Rap and Reindeer will be screened at The Cinematheque in Vancouver on Nov. 28 as a part of the European Union Film Festival (EUFF) 2023 and streams online as part of EUFF’s online lineup from Dec. 1–17.

Saario’s career in film

Film director, producer and wildlife cinematographer Petteri Saario runs an independent production company, DocArt, whose work explores the changing relationship between man and nature. His career is driven by an interest in outdoor activities he developed from such a young age.

“Even in the winter time and when I am inside, I try to find the nearest window because I want to see what’s there outdoors,” says Saario.

Saario has not always worked in the film industry. While he started as a journalist specializing in environmental issues and nature, Saario later felt that this way of delivering information based purely on facts was not effective. That was when he decided to change his approach.

“So I turned to creative documentaries. I want to tell stories that have a strong emotional background,” says Saario. “I believe that a good film or a creative film is the best way to motivate one to find more facts.”

Mihkku Laiti – The Young Sámi

Saario has known Laiti long before he directed Rap and Reindeer. Around 15 years ago, he made a documentary called Beckhams of Utsjoki that featured a Sámi family with three different generations. Laiti, he recalled, was only five years old back then.

“I remember when I was filming that documentary, Mihkku said to his mother that ‘now that Petteri has made a film about our family, he has to make the next film about me,’”says Saario.

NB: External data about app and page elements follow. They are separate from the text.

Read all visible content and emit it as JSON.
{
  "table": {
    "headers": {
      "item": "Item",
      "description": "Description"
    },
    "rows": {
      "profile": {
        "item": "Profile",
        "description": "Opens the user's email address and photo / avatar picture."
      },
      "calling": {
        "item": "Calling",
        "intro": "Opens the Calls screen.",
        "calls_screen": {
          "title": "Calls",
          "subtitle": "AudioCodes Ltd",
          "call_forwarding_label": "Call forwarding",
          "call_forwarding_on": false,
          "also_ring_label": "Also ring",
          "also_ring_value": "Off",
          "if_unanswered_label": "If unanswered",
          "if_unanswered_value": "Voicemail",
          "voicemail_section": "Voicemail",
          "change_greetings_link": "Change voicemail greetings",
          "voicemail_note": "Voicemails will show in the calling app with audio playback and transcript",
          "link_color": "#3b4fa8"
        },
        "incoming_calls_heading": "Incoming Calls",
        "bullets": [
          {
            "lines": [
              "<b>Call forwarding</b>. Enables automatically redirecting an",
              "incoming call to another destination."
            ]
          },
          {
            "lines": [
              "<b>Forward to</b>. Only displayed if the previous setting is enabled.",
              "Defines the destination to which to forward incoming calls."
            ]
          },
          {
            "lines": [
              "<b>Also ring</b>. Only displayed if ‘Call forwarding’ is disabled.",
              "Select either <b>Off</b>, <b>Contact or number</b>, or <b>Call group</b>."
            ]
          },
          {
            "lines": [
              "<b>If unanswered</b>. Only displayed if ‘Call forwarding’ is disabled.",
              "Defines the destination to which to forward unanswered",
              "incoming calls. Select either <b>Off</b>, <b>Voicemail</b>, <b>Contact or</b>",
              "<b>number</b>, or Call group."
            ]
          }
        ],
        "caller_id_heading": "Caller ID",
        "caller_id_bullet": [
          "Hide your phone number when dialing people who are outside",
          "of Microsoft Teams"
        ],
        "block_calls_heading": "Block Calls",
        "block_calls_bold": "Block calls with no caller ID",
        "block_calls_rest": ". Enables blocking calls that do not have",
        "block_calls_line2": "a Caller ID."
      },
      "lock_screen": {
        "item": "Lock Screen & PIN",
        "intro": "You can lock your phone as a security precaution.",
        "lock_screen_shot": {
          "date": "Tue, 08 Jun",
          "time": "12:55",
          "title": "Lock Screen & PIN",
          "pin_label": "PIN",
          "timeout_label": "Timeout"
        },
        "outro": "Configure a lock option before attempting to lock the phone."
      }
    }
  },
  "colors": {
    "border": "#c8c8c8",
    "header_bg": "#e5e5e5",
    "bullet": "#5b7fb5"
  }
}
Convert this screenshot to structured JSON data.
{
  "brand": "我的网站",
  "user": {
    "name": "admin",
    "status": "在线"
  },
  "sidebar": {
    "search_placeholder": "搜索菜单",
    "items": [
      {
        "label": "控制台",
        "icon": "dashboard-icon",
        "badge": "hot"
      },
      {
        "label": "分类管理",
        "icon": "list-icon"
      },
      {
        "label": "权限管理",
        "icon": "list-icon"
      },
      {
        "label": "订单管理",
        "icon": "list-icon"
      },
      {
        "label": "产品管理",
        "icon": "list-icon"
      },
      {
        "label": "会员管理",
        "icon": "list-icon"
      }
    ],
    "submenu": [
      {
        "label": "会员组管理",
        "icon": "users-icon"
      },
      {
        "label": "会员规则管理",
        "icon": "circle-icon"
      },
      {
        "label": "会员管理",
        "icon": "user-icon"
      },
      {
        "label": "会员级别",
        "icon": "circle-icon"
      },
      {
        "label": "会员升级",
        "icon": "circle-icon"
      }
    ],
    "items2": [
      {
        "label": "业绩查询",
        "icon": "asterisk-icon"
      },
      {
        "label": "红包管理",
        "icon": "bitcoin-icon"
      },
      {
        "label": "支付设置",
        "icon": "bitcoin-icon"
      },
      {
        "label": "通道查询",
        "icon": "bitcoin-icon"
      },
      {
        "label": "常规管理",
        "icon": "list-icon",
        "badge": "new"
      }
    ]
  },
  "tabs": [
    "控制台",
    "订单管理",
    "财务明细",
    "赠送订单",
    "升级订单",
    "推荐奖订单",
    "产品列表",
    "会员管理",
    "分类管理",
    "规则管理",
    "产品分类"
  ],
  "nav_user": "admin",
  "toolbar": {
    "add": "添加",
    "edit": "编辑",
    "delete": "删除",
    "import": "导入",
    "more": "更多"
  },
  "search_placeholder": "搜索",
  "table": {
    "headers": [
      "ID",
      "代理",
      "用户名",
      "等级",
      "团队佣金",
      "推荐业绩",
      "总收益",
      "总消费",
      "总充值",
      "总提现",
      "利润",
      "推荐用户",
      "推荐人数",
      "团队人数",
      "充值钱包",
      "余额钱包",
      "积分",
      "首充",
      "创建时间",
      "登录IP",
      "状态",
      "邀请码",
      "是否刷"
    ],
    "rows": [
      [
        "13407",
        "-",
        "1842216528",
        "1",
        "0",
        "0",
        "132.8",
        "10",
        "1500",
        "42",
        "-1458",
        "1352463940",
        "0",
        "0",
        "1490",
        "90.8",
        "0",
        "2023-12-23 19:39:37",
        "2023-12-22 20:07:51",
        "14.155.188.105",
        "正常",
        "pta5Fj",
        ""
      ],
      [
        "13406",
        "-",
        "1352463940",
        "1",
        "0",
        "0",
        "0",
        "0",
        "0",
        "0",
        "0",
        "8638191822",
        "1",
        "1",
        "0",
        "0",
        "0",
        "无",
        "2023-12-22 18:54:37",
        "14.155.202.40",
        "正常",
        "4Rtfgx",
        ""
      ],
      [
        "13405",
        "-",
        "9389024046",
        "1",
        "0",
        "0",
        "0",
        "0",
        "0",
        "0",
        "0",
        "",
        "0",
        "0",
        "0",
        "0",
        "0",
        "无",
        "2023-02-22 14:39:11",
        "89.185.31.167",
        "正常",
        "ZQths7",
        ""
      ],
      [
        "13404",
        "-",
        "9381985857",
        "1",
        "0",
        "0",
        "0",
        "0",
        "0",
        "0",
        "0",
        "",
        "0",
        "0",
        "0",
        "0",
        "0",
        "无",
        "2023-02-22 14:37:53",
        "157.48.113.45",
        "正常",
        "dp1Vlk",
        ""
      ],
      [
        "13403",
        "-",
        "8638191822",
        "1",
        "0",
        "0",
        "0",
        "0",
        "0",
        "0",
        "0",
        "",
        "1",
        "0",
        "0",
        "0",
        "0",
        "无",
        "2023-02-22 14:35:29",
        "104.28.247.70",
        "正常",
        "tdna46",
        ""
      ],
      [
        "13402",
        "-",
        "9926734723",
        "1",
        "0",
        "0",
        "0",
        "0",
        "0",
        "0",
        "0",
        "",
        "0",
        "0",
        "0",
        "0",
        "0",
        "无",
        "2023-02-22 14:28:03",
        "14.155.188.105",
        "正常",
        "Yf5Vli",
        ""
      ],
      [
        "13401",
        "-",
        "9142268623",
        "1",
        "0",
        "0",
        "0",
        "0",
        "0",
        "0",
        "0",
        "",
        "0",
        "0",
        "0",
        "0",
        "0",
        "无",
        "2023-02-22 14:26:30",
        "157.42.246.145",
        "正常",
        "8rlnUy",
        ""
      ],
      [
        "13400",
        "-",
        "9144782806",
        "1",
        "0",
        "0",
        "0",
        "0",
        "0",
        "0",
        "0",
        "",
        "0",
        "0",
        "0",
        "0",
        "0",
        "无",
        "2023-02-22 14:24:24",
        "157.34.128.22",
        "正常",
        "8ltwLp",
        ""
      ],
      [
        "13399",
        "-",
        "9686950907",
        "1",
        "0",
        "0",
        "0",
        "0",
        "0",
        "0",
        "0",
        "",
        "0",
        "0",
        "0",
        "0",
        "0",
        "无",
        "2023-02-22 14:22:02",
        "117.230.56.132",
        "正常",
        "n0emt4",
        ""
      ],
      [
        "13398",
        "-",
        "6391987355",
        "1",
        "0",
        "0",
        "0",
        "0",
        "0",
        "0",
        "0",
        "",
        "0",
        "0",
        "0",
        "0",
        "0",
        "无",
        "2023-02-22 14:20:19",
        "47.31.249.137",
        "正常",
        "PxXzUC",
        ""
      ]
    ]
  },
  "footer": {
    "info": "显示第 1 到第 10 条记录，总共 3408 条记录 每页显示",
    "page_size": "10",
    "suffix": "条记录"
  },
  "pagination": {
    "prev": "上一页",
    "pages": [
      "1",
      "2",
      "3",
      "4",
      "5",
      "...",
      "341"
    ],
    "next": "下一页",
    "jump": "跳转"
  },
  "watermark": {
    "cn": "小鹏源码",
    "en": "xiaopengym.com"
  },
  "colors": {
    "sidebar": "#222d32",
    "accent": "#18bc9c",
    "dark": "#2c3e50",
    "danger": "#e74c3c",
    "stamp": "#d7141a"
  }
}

Petteri Saario.

Although Saario did not promise anything to young Laiti, the two have crossed paths again in Rap and Reindeer. The little boy that he knew from many years ago has now grown into a charismatic and strong young Sámi man.

Saario says he chose Laiti to be the protagonist this time due to the persistent lack of Sámi-focussed documentaries targeting a young audience.

“Nowadays, when we talk about media and the youth, we very often talk about TikTok and YouTube. But I personally believe that there is a need for longer stories and feature length documentaries for children and the youth,” says Saario.

Saario had also developed a plan for Rap and Reindeer to reach the young audience. For instance, he and his team worked with a Finnish organization to produce an educational package for schools to teach students about Sámi people and culture. Moreover, Saario and Laiti also went on a tour to small communities in Lapland, or Sápmi, after the movie premiere. They screened the film and held a Q&A session with Laiti afterward. The young Sámi had once again amazed the director.

“He gave very good hints to those Sámi youngsters about how to make music and he encouraged them to show their own talent. I was really impressed how he captured the audience wherever we were in Lapland,” says Saario.

Besides being a role model for youth, Laiti represents young Sámi who want to redefine their culture. Saario notices that this reflects a gap between the old and the young generation of Sámi people.

“I have noticed that in the Sámi community, the older generation doesn’t necessarily know very well what is going on among the younger generation,” says Saario. “So it is important to show the Sámi community that this kind of change [made by the young] to the culture is going on all the time.”

Creating ethically and respectfully

One of the reasons Saario wanted to make a documentary about the Sámi people is because people in Finland barely know anything about them. But he acknowledged the ethical difficulties that came from him being a non-Indigenous director.

“It is really important that Indigenous people make films about themselves,” said Saario. “But I think that it is also important for people who are not native themselves to make films about native people because then the angle is a little bit different. You can see things that you perhaps can’t see when you are inside the culture in a small community.”

Saario went on to emphasize the need for collaboration between a non-Indigenous director and Indigenous people during the filming process.

“When you make a film about native people, you always need to make it together with them,” he says.

Overall, Saario hopes the film can encourage Canadian audiences to consider their cultural relationship with Indigenous people here in Canada.

“I hope you enjoy the film. I hope that it gives you something to think about your own relationship with your country’s Native people,” Saario says. “I also hope that this film encourages people to think about and take better care of disappearing cultures and nature.”